### Materials provided:

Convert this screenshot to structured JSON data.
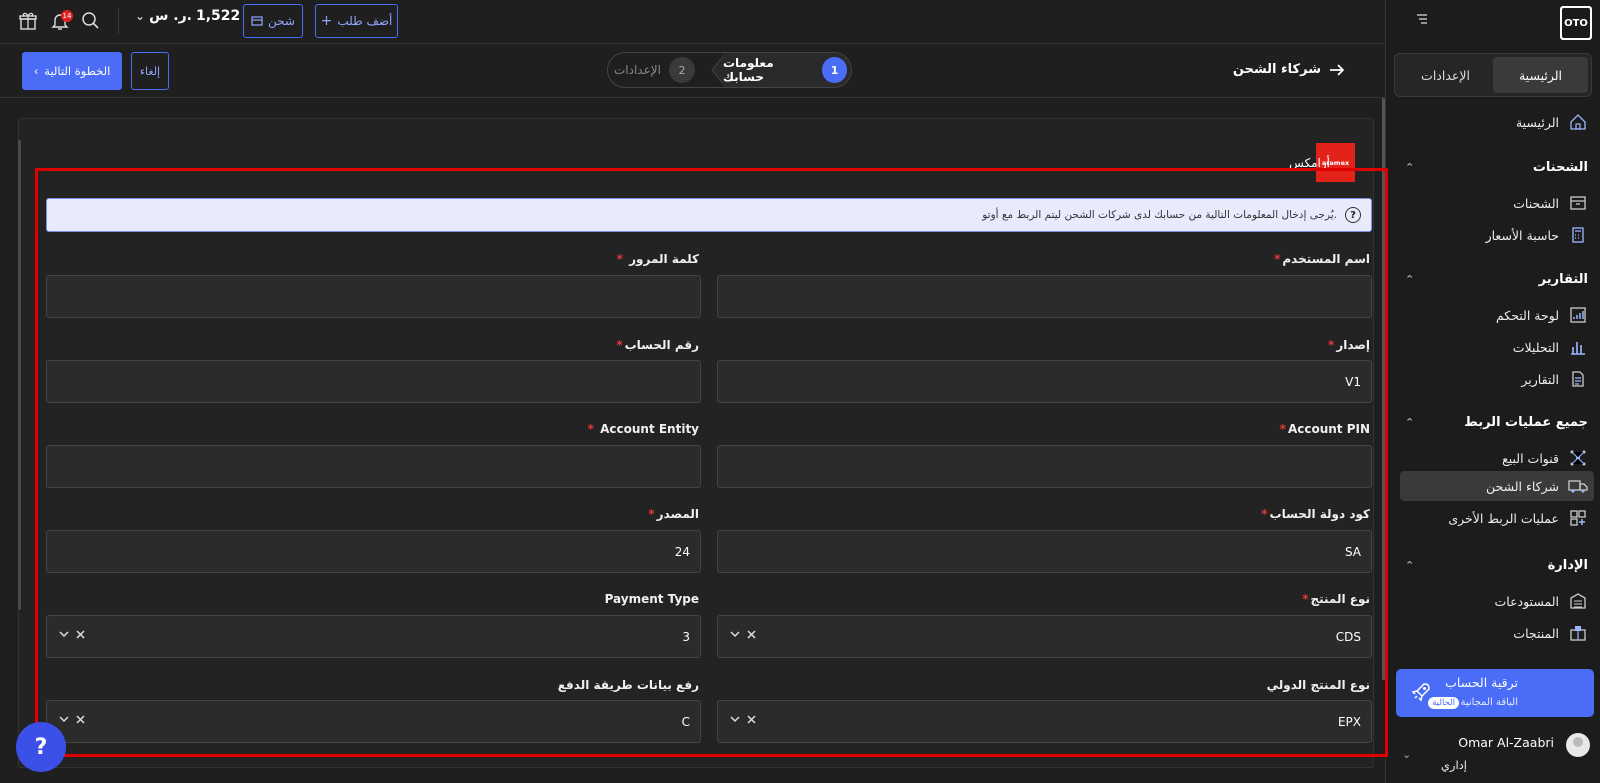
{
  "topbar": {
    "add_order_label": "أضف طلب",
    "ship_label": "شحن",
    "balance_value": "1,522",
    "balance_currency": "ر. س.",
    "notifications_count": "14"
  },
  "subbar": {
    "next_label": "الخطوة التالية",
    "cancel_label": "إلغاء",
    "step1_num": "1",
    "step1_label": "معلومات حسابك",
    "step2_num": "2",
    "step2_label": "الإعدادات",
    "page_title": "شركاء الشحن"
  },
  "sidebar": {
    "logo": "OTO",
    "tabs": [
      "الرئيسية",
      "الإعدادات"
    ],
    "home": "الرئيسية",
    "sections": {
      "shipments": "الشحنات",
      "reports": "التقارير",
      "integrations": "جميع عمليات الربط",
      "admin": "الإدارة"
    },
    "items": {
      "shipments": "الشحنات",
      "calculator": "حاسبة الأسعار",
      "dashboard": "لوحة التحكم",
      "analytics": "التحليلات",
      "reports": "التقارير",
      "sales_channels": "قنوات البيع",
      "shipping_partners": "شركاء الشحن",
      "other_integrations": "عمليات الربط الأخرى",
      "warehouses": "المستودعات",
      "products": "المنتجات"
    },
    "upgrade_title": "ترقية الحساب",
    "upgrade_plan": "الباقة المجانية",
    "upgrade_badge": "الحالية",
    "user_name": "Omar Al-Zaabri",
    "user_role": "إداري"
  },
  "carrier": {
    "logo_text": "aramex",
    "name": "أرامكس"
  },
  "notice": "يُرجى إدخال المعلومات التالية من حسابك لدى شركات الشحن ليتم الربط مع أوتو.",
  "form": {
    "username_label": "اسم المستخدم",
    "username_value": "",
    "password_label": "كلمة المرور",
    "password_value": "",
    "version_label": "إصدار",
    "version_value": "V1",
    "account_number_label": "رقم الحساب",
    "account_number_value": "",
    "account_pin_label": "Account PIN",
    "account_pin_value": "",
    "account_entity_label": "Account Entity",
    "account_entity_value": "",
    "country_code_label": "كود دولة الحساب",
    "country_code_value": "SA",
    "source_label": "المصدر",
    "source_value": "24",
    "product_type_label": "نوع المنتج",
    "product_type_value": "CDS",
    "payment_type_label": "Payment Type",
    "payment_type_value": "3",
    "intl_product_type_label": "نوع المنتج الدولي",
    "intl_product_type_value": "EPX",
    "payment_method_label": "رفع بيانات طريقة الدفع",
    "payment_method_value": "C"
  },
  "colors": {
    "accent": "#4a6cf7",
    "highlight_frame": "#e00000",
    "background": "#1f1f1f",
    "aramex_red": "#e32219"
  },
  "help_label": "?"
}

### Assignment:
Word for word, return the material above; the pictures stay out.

### Response box:
Convert this screenshot to structured JSON data.
{
  "topbar": {
    "add_order_label": "أضف طلب",
    "ship_label": "شحن",
    "balance_value": "1,522",
    "balance_currency": "ر. س.",
    "notifications_count": "14"
  },
  "subbar": {
    "next_label": "الخطوة التالية",
    "cancel_label": "إلغاء",
    "step1_num": "1",
    "step1_label": "معلومات حسابك",
    "step2_num": "2",
    "step2_label": "الإعدادات",
    "page_title": "شركاء الشحن"
  },
  "sidebar": {
    "logo": "OTO",
    "tabs": [
      "الرئيسية",
      "الإعدادات"
    ],
    "home": "الرئيسية",
    "sections": {
      "shipments": "الشحنات",
      "reports": "التقارير",
      "integrations": "جميع عمليات الربط",
      "admin": "الإدارة"
    },
    "items": {
      "shipments": "الشحنات",
      "calculator": "حاسبة الأسعار",
      "dashboard": "لوحة التحكم",
      "analytics": "التحليلات",
      "reports": "التقارير",
      "sales_channels": "قنوات البيع",
      "shipping_partners": "شركاء الشحن",
      "other_integrations": "عمليات الربط الأخرى",
      "warehouses": "المستودعات",
      "products": "المنتجات"
    },
    "upgrade_title": "ترقية الحساب",
    "upgrade_plan": "الباقة المجانية",
    "upgrade_badge": "الحالية",
    "user_name": "Omar Al-Zaabri",
    "user_role": "إداري"
  },
  "carrier": {
    "logo_text": "aramex",
    "name": "أرامكس"
  },
  "notice": "يُرجى إدخال المعلومات التالية من حسابك لدى شركات الشحن ليتم الربط مع أوتو.",
  "form": {
    "username_label": "اسم المستخدم",
    "username_value": "",
    "password_label": "كلمة المرور",
    "password_value": "",
    "version_label": "إصدار",
    "version_value": "V1",
    "account_number_label": "رقم الحساب",
    "account_number_value": "",
    "account_pin_label": "Account PIN",
    "account_pin_value": "",
    "account_entity_label": "Account Entity",
    "account_entity_value": "",
    "country_code_label": "كود دولة الحساب",
    "country_code_value": "SA",
    "source_label": "المصدر",
    "source_value": "24",
    "product_type_label": "نوع المنتج",
    "product_type_value": "CDS",
    "payment_type_label": "Payment Type",
    "payment_type_value": "3",
    "intl_product_type_label": "نوع المنتج الدولي",
    "intl_product_type_value": "EPX",
    "payment_method_label": "رفع بيانات طريقة الدفع",
    "payment_method_value": "C"
  },
  "colors": {
    "accent": "#4a6cf7",
    "highlight_frame": "#e00000",
    "background": "#1f1f1f",
    "aramex_red": "#e32219"
  },
  "help_label": "?"
}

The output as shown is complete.